Records contained in a dataset:
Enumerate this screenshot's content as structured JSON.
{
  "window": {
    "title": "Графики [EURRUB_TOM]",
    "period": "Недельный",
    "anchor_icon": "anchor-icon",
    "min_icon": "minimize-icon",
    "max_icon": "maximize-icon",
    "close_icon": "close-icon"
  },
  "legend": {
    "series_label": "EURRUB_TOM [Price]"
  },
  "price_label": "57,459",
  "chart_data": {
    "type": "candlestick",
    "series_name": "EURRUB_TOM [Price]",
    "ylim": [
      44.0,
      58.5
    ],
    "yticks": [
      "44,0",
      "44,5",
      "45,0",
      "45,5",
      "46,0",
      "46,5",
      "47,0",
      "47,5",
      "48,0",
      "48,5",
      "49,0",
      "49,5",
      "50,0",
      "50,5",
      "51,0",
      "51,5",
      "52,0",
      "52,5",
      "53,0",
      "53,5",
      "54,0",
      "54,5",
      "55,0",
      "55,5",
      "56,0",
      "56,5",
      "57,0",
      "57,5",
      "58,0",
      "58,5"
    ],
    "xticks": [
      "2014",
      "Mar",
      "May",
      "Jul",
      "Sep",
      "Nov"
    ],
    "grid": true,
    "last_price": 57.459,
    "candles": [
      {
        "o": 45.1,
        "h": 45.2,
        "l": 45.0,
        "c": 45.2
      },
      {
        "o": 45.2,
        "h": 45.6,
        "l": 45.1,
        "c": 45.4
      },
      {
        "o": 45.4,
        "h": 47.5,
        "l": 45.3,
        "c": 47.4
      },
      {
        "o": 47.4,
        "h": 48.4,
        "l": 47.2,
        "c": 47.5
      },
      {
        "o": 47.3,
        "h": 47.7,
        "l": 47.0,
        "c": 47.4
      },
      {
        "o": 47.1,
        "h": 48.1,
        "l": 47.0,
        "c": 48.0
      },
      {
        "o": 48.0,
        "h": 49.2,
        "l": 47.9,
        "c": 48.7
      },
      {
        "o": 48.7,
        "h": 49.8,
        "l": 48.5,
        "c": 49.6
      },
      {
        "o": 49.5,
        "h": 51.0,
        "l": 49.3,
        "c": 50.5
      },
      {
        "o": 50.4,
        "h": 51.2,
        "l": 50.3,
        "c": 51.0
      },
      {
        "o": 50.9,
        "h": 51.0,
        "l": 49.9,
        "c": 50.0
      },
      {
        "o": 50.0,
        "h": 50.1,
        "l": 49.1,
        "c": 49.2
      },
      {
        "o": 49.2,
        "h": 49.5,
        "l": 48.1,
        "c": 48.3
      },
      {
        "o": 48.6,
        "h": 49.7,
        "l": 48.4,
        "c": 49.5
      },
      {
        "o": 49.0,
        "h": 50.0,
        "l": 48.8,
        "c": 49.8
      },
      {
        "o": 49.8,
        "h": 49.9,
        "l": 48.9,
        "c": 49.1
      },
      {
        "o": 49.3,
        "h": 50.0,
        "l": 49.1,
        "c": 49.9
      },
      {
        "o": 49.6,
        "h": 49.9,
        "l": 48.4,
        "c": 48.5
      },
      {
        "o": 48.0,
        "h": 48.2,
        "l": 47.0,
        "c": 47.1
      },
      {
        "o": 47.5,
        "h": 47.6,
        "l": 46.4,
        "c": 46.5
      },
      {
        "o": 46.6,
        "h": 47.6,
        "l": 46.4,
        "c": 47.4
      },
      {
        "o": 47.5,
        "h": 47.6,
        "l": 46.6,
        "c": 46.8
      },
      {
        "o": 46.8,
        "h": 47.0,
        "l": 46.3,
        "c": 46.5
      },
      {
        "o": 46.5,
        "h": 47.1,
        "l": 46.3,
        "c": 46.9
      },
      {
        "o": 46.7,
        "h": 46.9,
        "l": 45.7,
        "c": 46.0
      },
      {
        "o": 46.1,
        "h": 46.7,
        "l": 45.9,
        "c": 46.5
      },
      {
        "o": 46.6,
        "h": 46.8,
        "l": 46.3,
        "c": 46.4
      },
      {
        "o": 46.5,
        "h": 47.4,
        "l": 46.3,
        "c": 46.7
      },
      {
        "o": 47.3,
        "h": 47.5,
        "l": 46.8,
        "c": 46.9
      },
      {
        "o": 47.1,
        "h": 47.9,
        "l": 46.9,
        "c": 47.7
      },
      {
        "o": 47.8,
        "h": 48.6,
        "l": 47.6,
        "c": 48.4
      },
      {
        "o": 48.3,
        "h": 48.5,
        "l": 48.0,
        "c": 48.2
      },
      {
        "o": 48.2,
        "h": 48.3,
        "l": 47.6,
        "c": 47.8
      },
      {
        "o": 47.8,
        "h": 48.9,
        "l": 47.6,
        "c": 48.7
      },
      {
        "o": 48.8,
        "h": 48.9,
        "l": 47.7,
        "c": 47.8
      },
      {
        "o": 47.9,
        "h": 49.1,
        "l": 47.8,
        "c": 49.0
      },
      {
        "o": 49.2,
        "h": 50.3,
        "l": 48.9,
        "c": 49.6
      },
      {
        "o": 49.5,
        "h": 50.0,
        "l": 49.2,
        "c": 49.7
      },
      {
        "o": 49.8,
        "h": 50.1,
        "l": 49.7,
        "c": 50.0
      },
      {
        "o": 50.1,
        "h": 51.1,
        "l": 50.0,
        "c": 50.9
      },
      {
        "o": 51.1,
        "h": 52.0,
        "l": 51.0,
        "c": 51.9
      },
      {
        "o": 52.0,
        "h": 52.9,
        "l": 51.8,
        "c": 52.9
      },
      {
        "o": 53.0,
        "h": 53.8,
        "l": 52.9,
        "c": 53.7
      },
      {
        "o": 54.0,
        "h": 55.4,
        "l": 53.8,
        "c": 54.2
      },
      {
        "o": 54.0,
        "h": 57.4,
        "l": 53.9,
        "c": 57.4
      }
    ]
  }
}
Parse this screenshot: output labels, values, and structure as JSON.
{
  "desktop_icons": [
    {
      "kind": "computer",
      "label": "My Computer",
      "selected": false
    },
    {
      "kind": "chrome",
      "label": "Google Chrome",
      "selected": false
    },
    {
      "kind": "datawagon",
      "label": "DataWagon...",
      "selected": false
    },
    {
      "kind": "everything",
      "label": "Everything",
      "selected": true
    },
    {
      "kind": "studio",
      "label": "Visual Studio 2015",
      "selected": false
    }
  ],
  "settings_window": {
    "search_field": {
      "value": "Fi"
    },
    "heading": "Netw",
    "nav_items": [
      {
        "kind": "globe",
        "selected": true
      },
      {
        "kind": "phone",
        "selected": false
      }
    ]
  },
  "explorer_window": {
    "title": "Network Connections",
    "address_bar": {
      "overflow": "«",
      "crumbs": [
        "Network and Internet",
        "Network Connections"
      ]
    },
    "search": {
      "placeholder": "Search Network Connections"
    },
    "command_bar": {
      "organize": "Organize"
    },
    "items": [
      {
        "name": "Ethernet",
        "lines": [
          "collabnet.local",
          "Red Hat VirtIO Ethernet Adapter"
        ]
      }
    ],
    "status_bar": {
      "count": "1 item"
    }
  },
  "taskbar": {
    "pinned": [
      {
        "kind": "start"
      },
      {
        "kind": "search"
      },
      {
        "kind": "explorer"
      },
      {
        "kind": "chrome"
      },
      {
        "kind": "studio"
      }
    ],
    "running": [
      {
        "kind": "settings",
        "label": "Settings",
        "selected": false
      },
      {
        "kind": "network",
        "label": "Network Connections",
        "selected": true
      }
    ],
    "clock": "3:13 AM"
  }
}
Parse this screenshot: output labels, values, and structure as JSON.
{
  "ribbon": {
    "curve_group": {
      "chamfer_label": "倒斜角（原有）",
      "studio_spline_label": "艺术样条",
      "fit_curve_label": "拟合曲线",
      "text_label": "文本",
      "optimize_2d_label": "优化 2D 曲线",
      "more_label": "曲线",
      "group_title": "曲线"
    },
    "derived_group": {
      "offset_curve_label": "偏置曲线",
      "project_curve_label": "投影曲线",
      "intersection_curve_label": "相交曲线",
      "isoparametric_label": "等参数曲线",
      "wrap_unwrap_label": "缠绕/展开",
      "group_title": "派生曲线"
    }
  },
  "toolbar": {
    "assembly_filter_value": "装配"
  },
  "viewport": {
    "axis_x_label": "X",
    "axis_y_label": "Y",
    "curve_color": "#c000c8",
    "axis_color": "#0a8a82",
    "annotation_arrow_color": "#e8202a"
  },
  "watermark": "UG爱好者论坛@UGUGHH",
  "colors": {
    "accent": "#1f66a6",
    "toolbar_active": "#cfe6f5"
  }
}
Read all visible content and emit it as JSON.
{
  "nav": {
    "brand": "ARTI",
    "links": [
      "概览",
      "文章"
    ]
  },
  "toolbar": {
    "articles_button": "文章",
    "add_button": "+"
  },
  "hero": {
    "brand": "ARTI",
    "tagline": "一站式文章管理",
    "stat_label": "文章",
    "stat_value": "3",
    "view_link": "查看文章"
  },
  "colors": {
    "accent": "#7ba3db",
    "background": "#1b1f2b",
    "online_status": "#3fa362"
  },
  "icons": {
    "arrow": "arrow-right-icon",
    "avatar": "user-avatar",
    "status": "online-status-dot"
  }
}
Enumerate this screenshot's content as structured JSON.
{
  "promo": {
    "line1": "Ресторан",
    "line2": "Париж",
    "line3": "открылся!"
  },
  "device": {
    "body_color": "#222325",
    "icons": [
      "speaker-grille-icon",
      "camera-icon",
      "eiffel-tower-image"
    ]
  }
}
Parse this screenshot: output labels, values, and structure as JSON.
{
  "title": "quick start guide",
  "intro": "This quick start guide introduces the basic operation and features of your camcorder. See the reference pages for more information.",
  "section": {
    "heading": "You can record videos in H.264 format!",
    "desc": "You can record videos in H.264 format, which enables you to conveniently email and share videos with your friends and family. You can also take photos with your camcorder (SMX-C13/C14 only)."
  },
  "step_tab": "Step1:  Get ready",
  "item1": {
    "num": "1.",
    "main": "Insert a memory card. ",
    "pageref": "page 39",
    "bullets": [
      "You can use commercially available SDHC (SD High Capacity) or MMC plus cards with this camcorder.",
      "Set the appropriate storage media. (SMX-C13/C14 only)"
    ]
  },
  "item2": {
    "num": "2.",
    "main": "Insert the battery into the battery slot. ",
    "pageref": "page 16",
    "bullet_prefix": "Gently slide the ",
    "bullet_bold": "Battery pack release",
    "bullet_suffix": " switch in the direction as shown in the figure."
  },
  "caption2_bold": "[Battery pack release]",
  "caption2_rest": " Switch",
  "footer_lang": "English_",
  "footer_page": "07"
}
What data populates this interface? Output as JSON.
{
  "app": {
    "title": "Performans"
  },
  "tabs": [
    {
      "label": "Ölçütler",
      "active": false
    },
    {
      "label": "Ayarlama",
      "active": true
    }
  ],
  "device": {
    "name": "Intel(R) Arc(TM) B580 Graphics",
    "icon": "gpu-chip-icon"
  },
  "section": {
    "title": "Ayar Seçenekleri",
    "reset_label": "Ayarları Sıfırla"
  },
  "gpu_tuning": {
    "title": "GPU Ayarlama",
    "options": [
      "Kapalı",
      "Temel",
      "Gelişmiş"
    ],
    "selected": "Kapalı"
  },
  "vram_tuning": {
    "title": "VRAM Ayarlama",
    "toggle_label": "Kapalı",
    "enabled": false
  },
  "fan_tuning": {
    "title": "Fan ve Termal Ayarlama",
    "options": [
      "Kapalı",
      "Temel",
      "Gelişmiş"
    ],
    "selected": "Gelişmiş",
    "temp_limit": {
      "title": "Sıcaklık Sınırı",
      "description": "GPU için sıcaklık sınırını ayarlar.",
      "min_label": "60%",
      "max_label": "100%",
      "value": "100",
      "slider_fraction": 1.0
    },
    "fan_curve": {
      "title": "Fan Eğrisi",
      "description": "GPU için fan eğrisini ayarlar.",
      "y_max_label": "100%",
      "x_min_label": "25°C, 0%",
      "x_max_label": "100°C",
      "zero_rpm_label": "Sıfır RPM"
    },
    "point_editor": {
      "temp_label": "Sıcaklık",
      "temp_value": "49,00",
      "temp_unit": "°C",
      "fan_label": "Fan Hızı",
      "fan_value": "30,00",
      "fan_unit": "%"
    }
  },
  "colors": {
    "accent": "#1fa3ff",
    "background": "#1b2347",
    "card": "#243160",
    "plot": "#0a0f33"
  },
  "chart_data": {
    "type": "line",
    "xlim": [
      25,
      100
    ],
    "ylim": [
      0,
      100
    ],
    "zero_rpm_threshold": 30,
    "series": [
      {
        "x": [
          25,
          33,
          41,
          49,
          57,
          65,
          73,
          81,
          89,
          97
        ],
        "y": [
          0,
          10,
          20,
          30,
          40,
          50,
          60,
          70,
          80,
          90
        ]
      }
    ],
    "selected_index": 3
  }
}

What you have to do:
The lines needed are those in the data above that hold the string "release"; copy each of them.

Output below:
    "bullet_bold": "Battery pack release",
  "caption2_bold": "[Battery pack release]",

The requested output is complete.